If present, elevated levels of lead can cause serious health problems, especially for pregnant women and young children. Lead in drinking water is primarily from materials and components associated with service lines and home plumbing. Liberty Chesnee Fingerville Water District is responsible for providing high quality drinking water, but cannot control the variety of materials used in plumbing components. When your water has been sitting for several hours, you can minimize the potential for lead exposure by flushing your tap for 30 seconds to 2 minutes before using water for drinking or cooking. If you are concerned about lead in your water, you may wish to have your water tested. Information on lead in drinking water, testing methods, and steps you can take to minimize exposure is available from the Safe Drinking Water Hotline or at www.epa.gov.
MCL's are set at very stringent levels. To understand the possible health effects described for many regulated constituents, a person would have to drink 2 liters of water every day for a lifetime at the MCL level to have a one-in-a-million chance of having the described health effect.
Conventional water treatment is used at both the R.B. Simms and Whitlock treatment plants. "Raw"water from the reservoir is first passed through a screen to remove large objects, and then treated with chlorine. The chlorine aids in removal of iron and manganese, two natural substances in the water which would stain clothing and plumbing fixtures if not removed. The chlorine also acts as a disinfectant, destroying bacteria, viruses, algae, and other organisms, some of which could cause illness. Alum, lime, and polymer are then added. In a process called coagulation, these substances combine with each other and with fine particles in the water to form a substance called "floc" which is heavier than water. Powdered activated carbon is added at this stage as needed to help remove unpleasant tastes or odors. The water then passes through large basins where the floc settles to the bottom and is removed, taking unwanted substances with it. Clear "settled" water is skimmed from the top of the basins and filtered to remove still more unwanted material. Additional chlorine disinfectant and lime are added as needed to meet state requirements. A corrosion inhibitor containing zinc and phosphate is added to preserve distribution piping and prevent lead and copper contamination. Finally, fluoride is added to prevent tooth decay.
Each step of the treatment process represents a barrier which prevents chemical contaminants and disease organisms from passing through the treatment plant into the drinking water. EPA has established standards for the performance of each of these barriers.
The effectiveness of coagulation, sedimentation and filtration in removing particles from the water is determined by measuring the turbidity of the water as it leaves the filters. Turbidity is a measure of the quantity of finely divided particles suspended in the water, and is reported in units called NTU. The EPA standard for the turbidity of filtered water states that turbidity may not exceed 0.3 NTU in more than 5% of all the measurements taken, and must never exceed 1 NTU. 1 NTU turbidity cannot be seen by the human eye.

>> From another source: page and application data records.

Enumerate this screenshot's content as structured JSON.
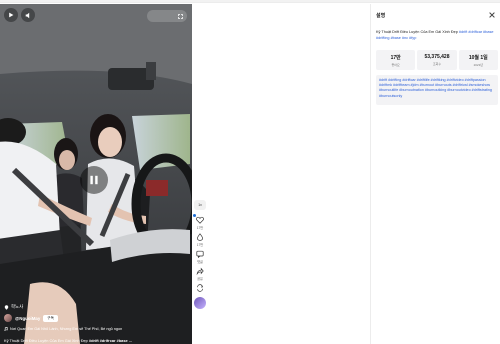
{
  "video": {
    "location": "학노사",
    "author": "@NguoiMay",
    "follow_label": "구독",
    "music": "Nơi Quan Em Gái Nhỏ Lành, Nhưng Em sẽ Thế Phố, Bé ngủ ngon",
    "caption_text": "Kỹ Thuật Drift Điều Luyện Của Em Gái Xinh Đẹp",
    "caption_tags": "#drift #drifrcar #base ..."
  },
  "rail": {
    "speed_label": "1x",
    "like_count": "17만",
    "comment_count": "댓글",
    "save_count": "공유",
    "share_count": "공유"
  },
  "panel": {
    "title": "설명",
    "description": "Kỹ Thuật Drift Điều Luyện Của Em Gái Xinh Đẹp",
    "description_tags": "#drift #driftcar #base #drifting #base #nc #fyp",
    "stats": [
      {
        "value": "17만",
        "label": "좋아요"
      },
      {
        "value": "53,375,428",
        "label": "조회수"
      },
      {
        "value": "10월 1일",
        "label": "2023년"
      }
    ],
    "tags": "#drift #drifting #driftcar #driftlife #driftking #driftvideo #driftpassion #driftmk #driftteam #jdm #burnout #burnouts #driftrival #smokeshow #burnoutlife #burnoutnation #burnoutking #burnoutvideo #driftstrating #burnoutsonly"
  },
  "colors": {
    "accent": "#2b5fd9",
    "panel_bg": "#f3f3f5",
    "avatar_rail": "#6e56b8"
  }
}
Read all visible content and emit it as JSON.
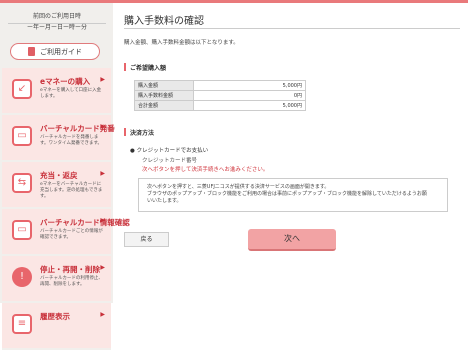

Turbidity measurement is required every 4 hours. SWS was in full compliance with this requirement in 2017.